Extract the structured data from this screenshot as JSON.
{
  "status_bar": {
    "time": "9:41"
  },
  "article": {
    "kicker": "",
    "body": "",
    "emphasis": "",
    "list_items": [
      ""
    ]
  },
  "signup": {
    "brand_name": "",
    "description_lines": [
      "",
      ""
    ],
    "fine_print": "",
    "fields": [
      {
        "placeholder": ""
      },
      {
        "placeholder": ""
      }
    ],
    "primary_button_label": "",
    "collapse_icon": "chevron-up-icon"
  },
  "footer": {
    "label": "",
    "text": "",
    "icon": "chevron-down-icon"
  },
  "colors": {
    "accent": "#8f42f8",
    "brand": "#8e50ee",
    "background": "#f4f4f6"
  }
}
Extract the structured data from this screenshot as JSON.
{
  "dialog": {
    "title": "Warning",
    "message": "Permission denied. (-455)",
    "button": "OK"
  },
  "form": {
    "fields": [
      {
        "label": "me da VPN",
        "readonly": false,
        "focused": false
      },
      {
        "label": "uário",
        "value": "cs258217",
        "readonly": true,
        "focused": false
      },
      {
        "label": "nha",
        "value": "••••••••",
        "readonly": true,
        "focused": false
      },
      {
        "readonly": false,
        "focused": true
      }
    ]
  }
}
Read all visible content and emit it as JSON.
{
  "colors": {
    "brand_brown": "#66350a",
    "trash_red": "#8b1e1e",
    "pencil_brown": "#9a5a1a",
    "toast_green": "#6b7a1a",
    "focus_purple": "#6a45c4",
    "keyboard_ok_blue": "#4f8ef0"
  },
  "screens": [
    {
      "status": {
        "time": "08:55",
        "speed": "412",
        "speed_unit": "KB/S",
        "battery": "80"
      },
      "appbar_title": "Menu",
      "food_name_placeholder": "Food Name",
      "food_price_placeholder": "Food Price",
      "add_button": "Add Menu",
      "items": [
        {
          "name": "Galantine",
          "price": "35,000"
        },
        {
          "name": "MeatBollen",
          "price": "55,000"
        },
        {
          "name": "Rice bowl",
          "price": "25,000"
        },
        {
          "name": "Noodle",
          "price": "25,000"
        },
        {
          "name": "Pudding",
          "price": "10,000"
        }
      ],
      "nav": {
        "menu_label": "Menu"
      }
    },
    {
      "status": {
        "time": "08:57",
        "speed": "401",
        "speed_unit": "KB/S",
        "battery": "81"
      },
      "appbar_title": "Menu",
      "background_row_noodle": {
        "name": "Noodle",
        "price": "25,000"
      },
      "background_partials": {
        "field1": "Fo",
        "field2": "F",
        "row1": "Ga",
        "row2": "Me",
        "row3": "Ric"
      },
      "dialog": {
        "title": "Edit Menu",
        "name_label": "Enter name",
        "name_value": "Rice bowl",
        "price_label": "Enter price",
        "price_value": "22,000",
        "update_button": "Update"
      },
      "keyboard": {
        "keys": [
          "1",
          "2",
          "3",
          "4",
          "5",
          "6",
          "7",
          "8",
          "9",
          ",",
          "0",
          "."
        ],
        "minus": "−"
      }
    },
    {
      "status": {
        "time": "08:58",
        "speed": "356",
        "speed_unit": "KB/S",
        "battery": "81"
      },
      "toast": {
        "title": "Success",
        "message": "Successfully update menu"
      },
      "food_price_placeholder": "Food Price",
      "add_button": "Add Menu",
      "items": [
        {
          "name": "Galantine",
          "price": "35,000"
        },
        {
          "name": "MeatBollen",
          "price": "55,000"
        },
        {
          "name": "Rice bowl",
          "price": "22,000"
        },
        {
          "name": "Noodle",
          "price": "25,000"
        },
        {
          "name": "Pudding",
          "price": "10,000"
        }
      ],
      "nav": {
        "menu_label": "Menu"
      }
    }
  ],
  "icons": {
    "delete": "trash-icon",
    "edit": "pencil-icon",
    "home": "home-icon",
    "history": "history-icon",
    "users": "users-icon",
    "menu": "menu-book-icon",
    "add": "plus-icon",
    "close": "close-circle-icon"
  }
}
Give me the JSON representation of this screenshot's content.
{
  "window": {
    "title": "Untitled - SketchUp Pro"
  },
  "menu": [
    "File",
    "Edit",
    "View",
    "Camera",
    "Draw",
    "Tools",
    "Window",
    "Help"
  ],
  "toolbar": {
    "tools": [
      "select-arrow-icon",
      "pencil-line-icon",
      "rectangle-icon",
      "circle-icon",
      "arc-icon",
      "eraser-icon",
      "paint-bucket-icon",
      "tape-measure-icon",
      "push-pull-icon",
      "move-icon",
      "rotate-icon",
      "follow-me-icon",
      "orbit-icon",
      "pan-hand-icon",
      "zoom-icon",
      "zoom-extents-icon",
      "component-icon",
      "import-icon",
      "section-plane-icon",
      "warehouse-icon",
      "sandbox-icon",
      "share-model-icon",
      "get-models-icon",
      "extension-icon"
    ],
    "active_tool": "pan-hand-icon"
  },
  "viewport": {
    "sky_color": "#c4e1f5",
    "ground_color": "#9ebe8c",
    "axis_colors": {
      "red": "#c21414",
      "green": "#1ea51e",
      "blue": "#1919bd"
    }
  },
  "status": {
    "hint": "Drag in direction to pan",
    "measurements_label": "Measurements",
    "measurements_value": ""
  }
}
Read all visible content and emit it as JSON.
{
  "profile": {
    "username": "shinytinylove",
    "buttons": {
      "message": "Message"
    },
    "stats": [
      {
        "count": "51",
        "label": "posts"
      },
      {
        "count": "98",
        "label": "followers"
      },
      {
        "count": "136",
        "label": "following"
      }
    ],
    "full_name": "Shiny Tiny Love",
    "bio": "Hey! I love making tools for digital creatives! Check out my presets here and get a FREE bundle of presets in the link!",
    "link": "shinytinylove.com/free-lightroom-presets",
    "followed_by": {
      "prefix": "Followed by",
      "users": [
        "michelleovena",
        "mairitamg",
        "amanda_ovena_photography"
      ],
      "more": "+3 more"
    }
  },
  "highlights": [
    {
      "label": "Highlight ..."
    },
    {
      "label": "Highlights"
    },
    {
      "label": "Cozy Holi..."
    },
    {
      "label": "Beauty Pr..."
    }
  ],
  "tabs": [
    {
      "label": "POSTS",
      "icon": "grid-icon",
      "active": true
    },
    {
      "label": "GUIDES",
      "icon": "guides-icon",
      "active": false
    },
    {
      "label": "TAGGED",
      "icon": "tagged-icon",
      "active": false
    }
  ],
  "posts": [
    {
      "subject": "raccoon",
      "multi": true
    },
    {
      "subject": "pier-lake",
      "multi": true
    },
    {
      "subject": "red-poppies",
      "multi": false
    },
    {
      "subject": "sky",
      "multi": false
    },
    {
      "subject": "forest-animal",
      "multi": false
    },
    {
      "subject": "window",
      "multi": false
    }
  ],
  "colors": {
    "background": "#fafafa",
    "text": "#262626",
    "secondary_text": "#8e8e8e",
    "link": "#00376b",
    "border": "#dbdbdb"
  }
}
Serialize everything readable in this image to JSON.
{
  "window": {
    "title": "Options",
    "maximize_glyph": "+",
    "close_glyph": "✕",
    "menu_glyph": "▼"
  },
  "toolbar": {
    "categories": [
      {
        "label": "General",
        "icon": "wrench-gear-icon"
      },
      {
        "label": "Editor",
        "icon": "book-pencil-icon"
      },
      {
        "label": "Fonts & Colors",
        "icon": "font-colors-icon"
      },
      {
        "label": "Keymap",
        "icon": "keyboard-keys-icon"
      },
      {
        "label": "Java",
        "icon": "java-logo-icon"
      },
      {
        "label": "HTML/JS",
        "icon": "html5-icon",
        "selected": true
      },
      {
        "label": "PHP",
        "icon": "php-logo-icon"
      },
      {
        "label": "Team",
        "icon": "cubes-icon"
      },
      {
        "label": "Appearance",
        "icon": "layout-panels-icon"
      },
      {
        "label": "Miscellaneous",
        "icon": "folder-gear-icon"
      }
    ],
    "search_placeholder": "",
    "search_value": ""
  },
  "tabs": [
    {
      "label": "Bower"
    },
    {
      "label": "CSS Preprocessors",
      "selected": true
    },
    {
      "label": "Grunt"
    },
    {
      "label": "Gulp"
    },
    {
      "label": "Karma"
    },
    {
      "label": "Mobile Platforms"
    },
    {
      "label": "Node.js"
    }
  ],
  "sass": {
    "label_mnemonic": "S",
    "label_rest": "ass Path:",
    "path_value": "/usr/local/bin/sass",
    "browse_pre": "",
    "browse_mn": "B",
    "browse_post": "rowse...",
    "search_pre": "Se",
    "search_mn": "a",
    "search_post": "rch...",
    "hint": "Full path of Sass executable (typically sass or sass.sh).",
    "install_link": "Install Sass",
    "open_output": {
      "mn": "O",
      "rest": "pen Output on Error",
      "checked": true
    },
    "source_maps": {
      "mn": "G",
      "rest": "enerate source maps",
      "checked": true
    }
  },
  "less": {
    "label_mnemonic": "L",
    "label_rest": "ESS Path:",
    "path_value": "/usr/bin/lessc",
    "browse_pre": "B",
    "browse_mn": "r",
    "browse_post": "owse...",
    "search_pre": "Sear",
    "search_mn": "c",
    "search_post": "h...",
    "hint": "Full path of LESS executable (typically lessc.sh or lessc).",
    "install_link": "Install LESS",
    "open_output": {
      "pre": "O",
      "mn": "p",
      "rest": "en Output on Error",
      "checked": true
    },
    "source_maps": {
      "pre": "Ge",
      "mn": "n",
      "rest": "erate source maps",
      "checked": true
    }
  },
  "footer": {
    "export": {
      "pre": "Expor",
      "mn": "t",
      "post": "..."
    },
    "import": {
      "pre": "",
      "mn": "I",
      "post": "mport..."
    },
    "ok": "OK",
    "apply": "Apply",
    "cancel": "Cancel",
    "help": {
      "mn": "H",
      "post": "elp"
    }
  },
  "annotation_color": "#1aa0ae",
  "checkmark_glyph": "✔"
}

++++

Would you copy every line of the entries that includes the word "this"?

*Solved exercise:*
Extract the structured data from this screenshot as JSON.
Extract the structured data from this screenshot as JSON.
Give me the JSON representation of this screenshot's content.
Serialize everything readable in this image to JSON.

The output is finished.